● DESCRIPTION OF THE TASK
In the copy, include no images, and repeat each entry precisely as written.

● PROVIDED RECORDS

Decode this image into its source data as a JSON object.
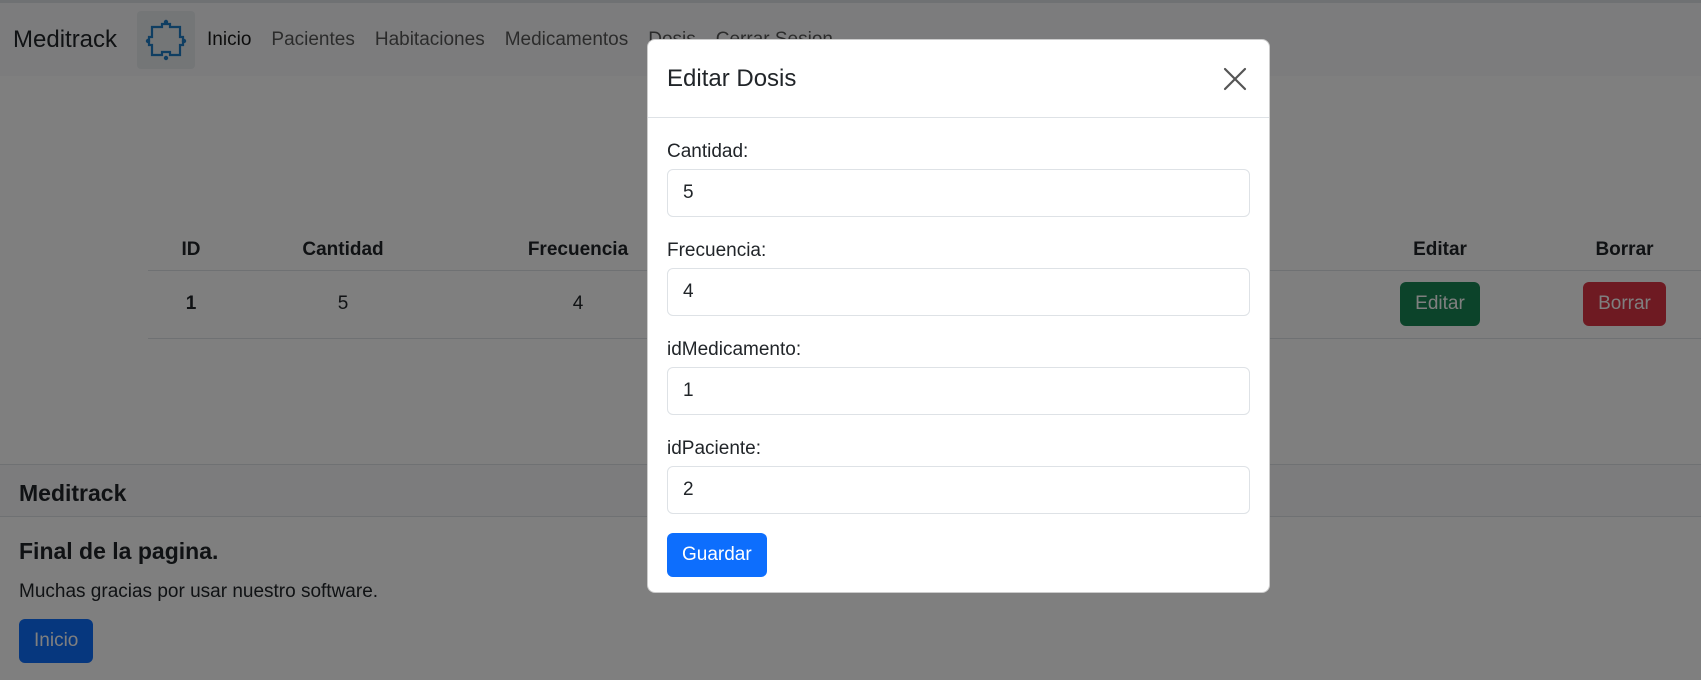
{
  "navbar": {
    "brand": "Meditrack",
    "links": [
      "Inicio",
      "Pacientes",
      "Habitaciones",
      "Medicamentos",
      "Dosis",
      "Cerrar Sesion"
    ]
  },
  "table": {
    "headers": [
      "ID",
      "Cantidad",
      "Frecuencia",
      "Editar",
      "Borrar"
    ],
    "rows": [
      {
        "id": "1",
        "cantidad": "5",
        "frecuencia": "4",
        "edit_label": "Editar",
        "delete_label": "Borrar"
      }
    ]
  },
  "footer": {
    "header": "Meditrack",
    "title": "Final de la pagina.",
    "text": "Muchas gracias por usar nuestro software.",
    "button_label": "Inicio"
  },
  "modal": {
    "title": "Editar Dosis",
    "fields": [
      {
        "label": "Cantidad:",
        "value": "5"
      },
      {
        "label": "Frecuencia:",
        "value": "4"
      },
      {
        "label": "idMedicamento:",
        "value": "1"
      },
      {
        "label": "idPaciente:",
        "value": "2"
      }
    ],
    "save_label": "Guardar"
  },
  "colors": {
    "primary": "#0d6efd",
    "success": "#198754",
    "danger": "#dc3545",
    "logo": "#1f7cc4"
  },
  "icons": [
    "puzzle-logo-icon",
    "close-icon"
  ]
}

● SOLUTION FOR THIS EXERCISE
Decode this image into its source data as a JSON object.
{
  "navbar": {
    "brand": "Meditrack",
    "links": [
      "Inicio",
      "Pacientes",
      "Habitaciones",
      "Medicamentos",
      "Dosis",
      "Cerrar Sesion"
    ]
  },
  "table": {
    "headers": [
      "ID",
      "Cantidad",
      "Frecuencia",
      "Editar",
      "Borrar"
    ],
    "rows": [
      {
        "id": "1",
        "cantidad": "5",
        "frecuencia": "4",
        "edit_label": "Editar",
        "delete_label": "Borrar"
      }
    ]
  },
  "footer": {
    "header": "Meditrack",
    "title": "Final de la pagina.",
    "text": "Muchas gracias por usar nuestro software.",
    "button_label": "Inicio"
  },
  "modal": {
    "title": "Editar Dosis",
    "fields": [
      {
        "label": "Cantidad:",
        "value": "5"
      },
      {
        "label": "Frecuencia:",
        "value": "4"
      },
      {
        "label": "idMedicamento:",
        "value": "1"
      },
      {
        "label": "idPaciente:",
        "value": "2"
      }
    ],
    "save_label": "Guardar"
  },
  "colors": {
    "primary": "#0d6efd",
    "success": "#198754",
    "danger": "#dc3545",
    "logo": "#1f7cc4"
  },
  "icons": [
    "puzzle-logo-icon",
    "close-icon"
  ]
}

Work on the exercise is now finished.